GOAL OF THE EXERCISE: Which lines of the records contain the word "shortcut"? Copy each one.

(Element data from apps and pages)
● ● ●

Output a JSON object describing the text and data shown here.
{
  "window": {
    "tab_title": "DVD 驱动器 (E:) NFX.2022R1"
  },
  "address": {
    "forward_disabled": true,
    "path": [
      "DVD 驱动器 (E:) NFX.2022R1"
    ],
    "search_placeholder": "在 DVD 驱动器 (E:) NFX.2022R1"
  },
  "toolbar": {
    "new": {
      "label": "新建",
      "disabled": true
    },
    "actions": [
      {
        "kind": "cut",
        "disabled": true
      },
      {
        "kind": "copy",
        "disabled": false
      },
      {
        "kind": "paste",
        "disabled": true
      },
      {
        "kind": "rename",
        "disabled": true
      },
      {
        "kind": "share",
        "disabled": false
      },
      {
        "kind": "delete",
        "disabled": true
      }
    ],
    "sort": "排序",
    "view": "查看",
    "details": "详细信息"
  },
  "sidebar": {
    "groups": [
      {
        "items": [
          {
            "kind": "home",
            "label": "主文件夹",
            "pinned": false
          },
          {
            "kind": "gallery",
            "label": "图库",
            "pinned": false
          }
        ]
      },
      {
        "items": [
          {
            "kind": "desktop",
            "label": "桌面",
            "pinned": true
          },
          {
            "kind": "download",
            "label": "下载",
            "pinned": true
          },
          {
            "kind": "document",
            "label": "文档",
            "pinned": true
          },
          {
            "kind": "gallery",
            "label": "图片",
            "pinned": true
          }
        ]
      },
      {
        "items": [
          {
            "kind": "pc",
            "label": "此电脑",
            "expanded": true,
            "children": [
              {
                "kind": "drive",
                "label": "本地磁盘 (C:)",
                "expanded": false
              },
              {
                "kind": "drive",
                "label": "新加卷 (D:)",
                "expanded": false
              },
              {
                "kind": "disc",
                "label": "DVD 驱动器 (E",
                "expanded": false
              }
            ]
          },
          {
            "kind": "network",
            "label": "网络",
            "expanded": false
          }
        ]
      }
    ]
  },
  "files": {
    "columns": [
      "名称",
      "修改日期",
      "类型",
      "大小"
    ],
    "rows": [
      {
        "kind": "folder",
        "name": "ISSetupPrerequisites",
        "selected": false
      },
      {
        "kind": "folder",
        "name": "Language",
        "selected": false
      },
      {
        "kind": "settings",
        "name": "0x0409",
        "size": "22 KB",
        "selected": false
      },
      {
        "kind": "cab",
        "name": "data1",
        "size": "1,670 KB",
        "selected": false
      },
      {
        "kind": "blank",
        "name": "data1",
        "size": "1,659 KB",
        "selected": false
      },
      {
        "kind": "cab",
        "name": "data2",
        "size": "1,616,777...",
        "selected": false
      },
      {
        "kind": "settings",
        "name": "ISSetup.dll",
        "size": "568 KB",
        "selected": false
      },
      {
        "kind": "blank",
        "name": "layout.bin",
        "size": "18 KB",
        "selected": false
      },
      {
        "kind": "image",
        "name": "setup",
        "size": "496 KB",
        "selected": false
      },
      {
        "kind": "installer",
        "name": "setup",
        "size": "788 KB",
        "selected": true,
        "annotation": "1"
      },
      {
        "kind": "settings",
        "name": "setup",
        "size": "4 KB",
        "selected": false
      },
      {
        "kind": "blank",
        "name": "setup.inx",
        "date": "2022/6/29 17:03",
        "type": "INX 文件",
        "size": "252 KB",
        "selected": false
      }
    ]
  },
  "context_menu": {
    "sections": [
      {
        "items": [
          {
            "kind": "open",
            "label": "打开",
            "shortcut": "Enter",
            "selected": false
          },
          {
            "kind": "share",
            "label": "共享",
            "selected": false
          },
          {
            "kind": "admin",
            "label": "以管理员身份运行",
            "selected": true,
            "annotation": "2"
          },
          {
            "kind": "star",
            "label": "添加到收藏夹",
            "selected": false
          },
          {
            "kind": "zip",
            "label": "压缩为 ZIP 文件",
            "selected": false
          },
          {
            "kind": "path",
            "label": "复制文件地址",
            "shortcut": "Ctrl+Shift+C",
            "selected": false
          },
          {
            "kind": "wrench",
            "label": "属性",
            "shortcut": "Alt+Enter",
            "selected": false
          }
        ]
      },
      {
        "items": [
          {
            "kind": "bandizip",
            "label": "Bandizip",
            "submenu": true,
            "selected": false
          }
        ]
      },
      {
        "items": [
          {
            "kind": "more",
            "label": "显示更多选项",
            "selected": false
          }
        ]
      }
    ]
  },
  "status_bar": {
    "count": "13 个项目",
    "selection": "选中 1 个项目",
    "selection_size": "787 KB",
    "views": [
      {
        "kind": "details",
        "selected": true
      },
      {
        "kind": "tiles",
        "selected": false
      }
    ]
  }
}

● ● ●

PROBLEM SOLUTION:
            "shortcut": "Enter",
            "shortcut": "Ctrl+Shift+C",
            "shortcut": "Alt+Enter",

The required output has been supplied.